It's the election that will propel Britain through the exit door of the European Union...or towards a second referendum that could potentially call off Brexit.
Brits cast their ballots on Thursday (December 12) in what could be the most decisive election in a generation, to choose between two unconventional and divisive main contenders.
Prime Minister Boris Johnson called the snap vote after he failed to deliver Brexit by an October 31st deadline.
He blames parliamentary gridlock.
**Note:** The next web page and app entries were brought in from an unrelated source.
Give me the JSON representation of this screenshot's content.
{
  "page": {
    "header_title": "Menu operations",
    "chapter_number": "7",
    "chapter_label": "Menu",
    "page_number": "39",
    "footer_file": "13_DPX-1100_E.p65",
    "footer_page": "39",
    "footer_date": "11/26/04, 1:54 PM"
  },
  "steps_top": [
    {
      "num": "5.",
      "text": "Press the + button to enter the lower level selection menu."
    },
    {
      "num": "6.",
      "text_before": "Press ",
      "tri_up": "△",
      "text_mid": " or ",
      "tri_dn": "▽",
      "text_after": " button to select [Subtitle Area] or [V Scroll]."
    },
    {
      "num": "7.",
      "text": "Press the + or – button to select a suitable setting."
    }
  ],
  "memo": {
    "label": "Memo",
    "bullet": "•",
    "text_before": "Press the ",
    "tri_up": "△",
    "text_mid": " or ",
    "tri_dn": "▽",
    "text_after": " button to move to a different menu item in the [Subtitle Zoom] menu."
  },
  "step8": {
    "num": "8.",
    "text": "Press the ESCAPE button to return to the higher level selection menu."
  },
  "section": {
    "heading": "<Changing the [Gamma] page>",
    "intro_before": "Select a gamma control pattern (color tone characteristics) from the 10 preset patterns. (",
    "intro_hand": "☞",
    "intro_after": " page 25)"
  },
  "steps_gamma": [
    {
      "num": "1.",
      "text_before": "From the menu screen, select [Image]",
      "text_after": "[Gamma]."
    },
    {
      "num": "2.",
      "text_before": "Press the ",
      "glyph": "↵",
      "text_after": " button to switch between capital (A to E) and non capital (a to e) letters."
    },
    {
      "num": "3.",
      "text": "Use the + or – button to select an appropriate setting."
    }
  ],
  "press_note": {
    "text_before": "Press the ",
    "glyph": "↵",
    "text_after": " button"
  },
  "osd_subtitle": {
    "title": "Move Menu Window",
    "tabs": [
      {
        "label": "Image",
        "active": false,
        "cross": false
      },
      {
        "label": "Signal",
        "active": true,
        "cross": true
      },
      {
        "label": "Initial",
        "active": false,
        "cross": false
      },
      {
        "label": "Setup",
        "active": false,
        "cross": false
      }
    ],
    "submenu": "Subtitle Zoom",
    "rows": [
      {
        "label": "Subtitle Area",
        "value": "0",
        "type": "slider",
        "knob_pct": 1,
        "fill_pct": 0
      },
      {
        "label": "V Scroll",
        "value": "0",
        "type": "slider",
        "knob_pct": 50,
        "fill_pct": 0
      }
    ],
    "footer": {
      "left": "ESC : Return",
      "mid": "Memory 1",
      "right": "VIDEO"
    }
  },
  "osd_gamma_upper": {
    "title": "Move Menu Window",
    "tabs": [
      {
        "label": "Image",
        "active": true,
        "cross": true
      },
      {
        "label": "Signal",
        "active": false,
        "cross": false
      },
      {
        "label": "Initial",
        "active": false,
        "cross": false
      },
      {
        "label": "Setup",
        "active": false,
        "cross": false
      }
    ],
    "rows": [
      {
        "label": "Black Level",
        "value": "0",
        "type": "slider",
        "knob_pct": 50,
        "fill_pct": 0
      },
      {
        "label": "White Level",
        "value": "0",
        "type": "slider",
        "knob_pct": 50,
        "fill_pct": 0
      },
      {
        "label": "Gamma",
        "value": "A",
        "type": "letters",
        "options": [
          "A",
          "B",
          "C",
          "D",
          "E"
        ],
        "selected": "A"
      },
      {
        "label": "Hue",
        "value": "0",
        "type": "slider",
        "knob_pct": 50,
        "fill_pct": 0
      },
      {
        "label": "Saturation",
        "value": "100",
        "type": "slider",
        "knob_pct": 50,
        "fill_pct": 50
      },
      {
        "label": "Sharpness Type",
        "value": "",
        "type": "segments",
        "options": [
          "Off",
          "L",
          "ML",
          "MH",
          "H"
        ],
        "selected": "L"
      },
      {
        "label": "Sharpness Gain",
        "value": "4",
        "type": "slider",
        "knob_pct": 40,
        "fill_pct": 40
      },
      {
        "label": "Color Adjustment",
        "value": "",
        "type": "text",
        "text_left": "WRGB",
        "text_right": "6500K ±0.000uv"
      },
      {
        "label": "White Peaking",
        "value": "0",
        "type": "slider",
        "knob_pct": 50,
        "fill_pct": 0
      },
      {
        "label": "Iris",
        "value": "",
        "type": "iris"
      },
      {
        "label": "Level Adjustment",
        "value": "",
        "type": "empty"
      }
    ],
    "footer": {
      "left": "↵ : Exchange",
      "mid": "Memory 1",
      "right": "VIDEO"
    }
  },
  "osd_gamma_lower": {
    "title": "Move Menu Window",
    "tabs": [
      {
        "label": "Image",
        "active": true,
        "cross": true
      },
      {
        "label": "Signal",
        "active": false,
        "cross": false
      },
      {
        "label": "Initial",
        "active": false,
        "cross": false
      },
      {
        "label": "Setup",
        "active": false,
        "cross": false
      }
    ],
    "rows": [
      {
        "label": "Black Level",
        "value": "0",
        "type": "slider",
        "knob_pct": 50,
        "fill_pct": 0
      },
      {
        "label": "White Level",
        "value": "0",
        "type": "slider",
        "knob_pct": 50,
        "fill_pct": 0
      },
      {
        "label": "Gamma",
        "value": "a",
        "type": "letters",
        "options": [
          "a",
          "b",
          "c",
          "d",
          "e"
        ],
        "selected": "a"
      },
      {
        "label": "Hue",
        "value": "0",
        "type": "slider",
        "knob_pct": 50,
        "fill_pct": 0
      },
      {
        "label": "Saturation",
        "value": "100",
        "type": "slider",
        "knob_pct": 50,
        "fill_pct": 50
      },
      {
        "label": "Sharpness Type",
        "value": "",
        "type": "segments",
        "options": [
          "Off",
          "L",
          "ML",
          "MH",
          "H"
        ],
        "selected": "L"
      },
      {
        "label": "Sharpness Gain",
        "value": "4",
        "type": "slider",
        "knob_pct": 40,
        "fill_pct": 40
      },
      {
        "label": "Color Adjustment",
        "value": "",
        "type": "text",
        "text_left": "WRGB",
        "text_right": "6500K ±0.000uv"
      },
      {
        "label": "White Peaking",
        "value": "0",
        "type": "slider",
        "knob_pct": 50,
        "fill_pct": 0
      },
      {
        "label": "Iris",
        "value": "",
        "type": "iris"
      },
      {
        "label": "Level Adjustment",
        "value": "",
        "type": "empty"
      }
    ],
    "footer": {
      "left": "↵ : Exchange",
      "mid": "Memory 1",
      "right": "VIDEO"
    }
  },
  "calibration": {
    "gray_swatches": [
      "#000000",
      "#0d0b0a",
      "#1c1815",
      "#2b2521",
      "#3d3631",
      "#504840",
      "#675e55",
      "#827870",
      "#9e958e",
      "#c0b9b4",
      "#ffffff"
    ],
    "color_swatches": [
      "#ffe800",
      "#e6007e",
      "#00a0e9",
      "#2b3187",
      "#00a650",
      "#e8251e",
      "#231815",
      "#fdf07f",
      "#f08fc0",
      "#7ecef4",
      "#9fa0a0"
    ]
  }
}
In a heavily choreographed campaign, he has offered a pithy promise to "get Brexit done" as soon as January 31st.
The face of the 2016 'Leave' campaign, Johnson is likely to reap much of the Brexiteer vote.
On the other side of the ring: 70-year-old veteran lefty Jeremy Corbyn.
He has offered one of opposition Labour's most radical manifestos in decades: higher public spending, nationalizing key services, taxing the rich... and that second referendum.
He portrays Johnson's Conservatives as the party of billionaires, while Labour represents - quote - "the many, not the few".
Those views resonate with some after almost a decade of stringent austerity, but they also rattle the wary.
Polls predict a Conservative victory -- but a hung parliament is also a strong possibility.
With turnout one of several hard-to-predict factors.
A majority would let Johnson take Britain out of the EU club; though Brexit would be far from 'done'.
He's given himself a tough deadline of just 11 months to negotiate an EU trade deal.
Sterling markets are pricing in a Johnson win and the pound was up against the dollar in early trading Thursday.
Britons are wary of opinion polls after a string of failures, but they won't have long to wait.
Exit polls will emerge as voting ends late evening, with a firm result likely come Friday (December 13).